Dataset rows for apps and sites
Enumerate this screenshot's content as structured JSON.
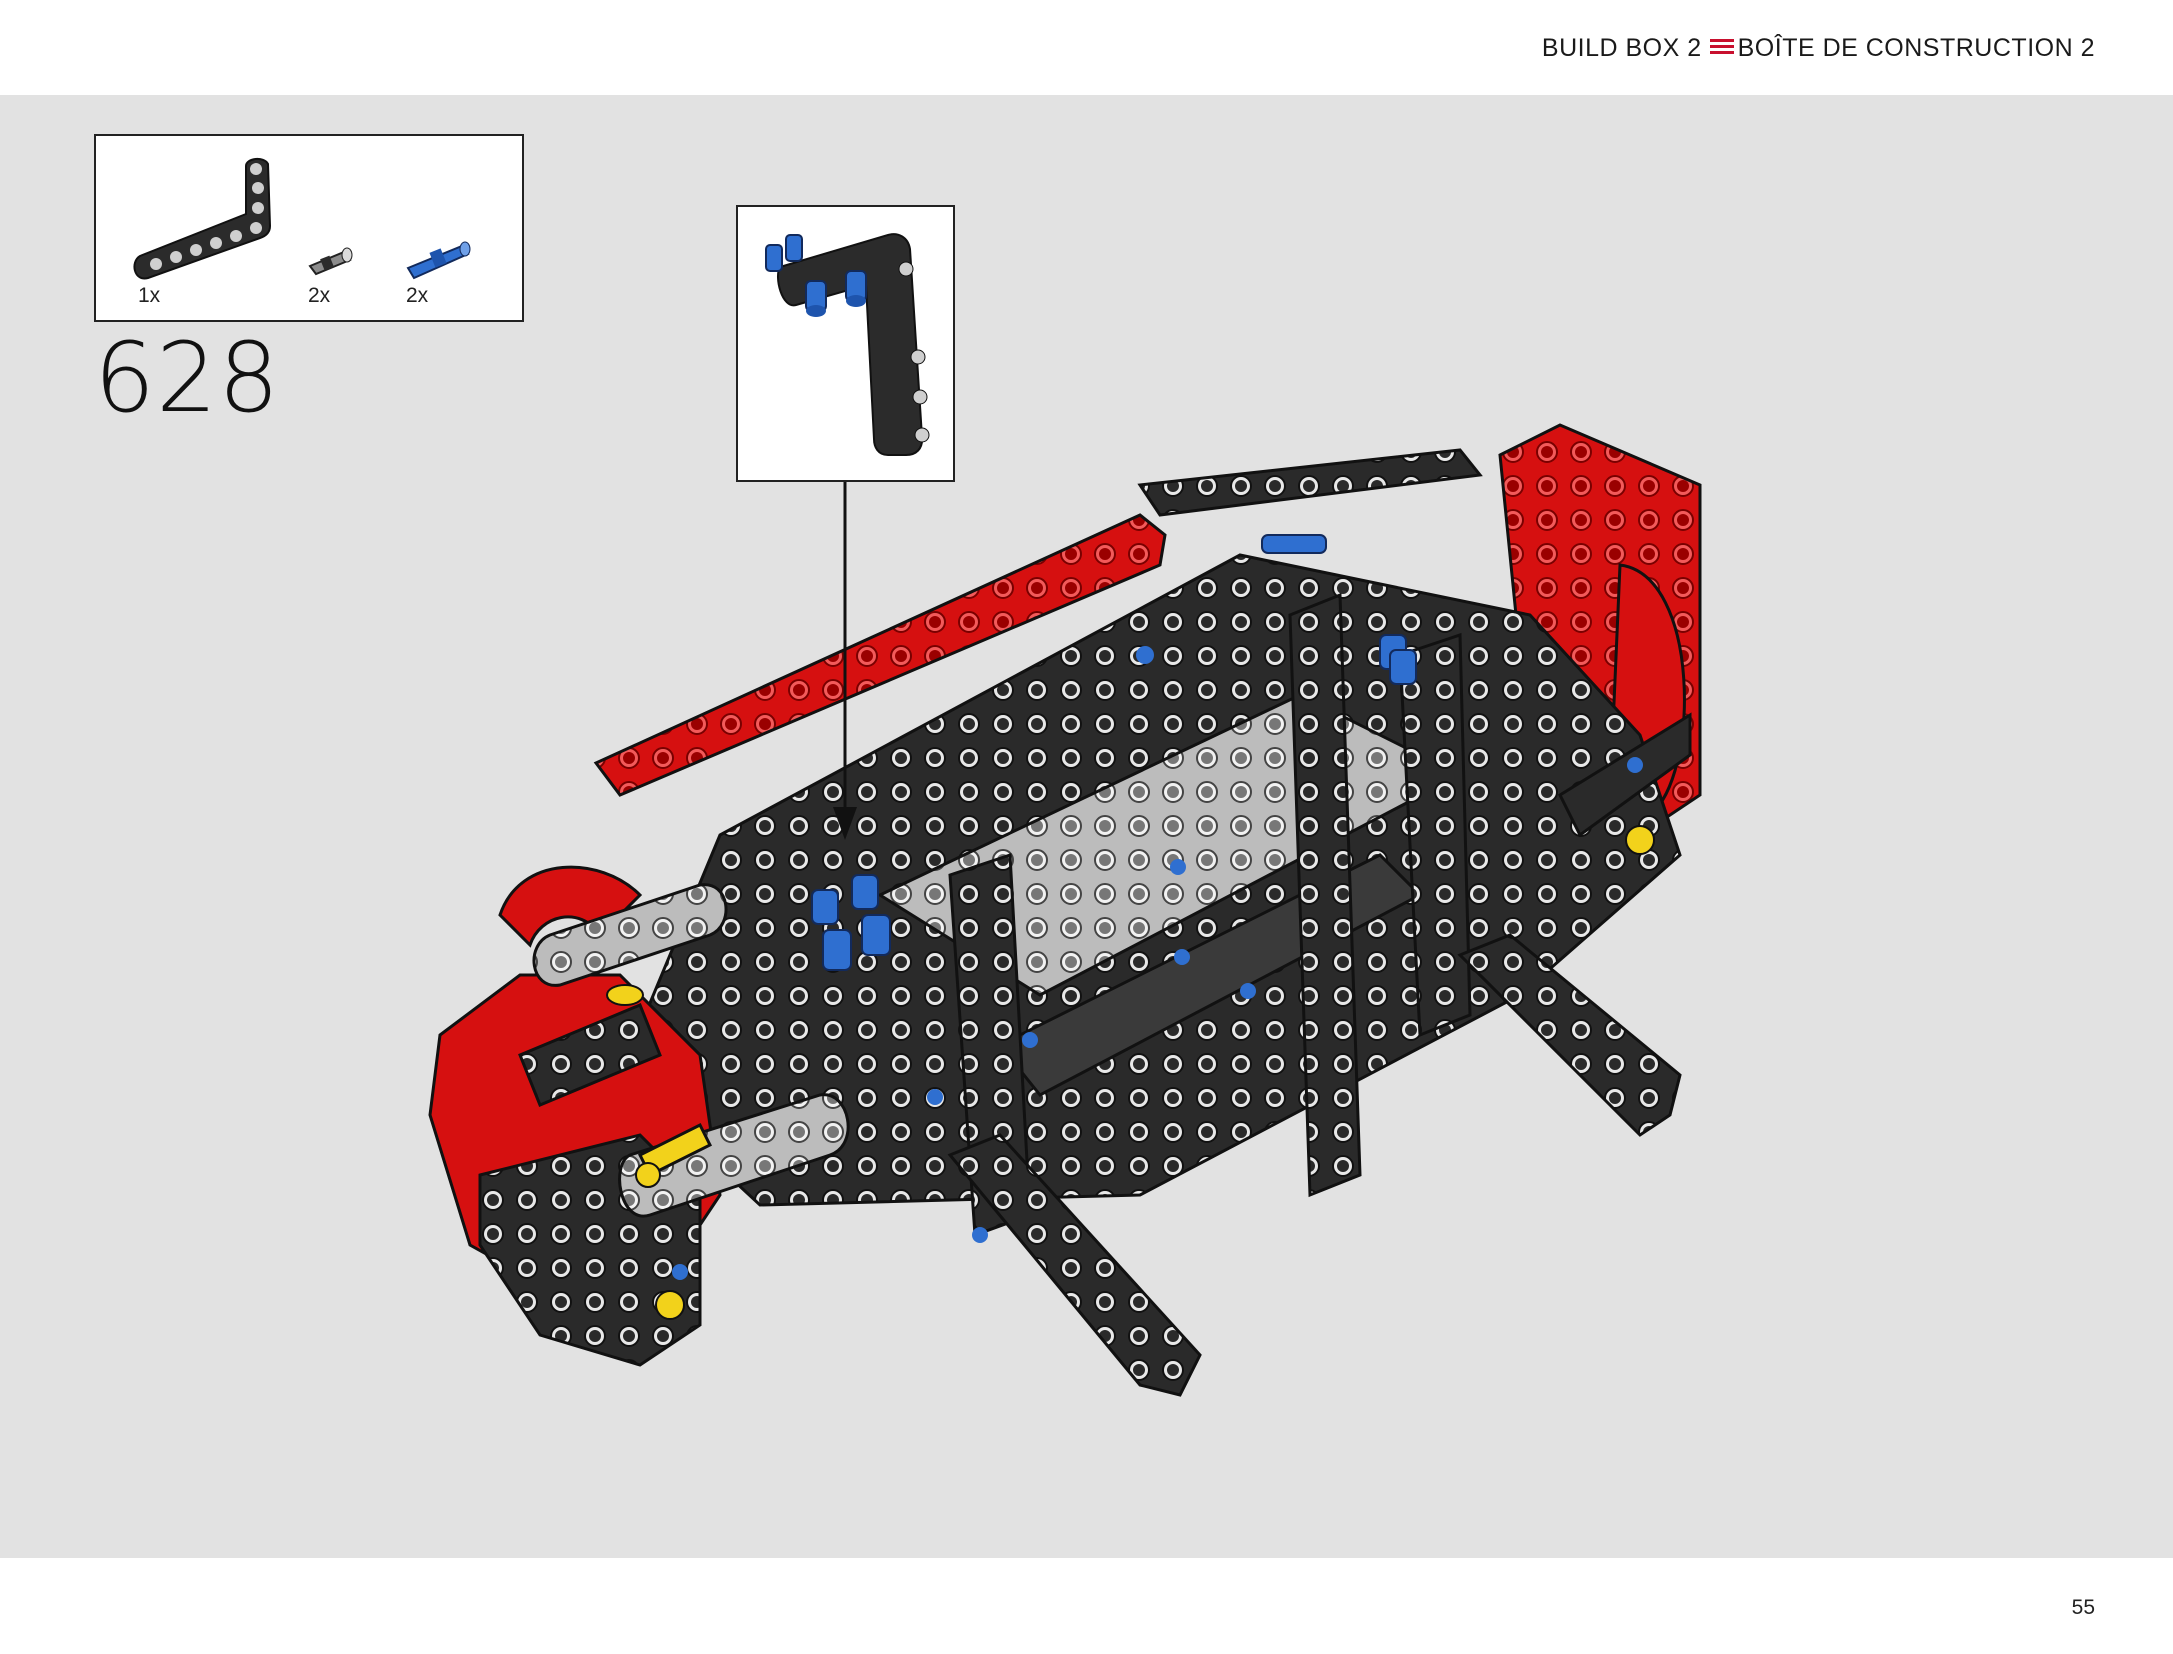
{
  "header": {
    "build_box": "BUILD BOX 2",
    "build_box_fr": "BOÎTE DE CONSTRUCTION 2",
    "separator_icon": "triple-line-icon",
    "accent_color": "#c8102e"
  },
  "parts": [
    {
      "quantity": "1x",
      "icon": "bent-liftarm-icon",
      "color": "#2b2b2b"
    },
    {
      "quantity": "2x",
      "icon": "gray-pin-icon",
      "color": "#9a9a9a"
    },
    {
      "quantity": "2x",
      "icon": "blue-axle-pin-icon",
      "color": "#2f6fd0"
    }
  ],
  "step": {
    "number": "628"
  },
  "callout": {
    "icon": "subassembly-liftarm-with-blue-pins-icon"
  },
  "model": {
    "icon": "technic-chassis-assembly-icon",
    "colors": {
      "red": "#d61010",
      "black": "#2a2a2a",
      "gray": "#b9b9b9",
      "blue": "#2f6fd0",
      "yellow": "#f2d21b"
    }
  },
  "footer": {
    "page_number": "55"
  }
}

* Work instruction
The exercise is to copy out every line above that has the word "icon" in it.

* Response box
    "separator_icon": "triple-line-icon",
      "icon": "bent-liftarm-icon",
      "icon": "gray-pin-icon",
      "icon": "blue-axle-pin-icon",
    "icon": "subassembly-liftarm-with-blue-pins-icon"
    "icon": "technic-chassis-assembly-icon",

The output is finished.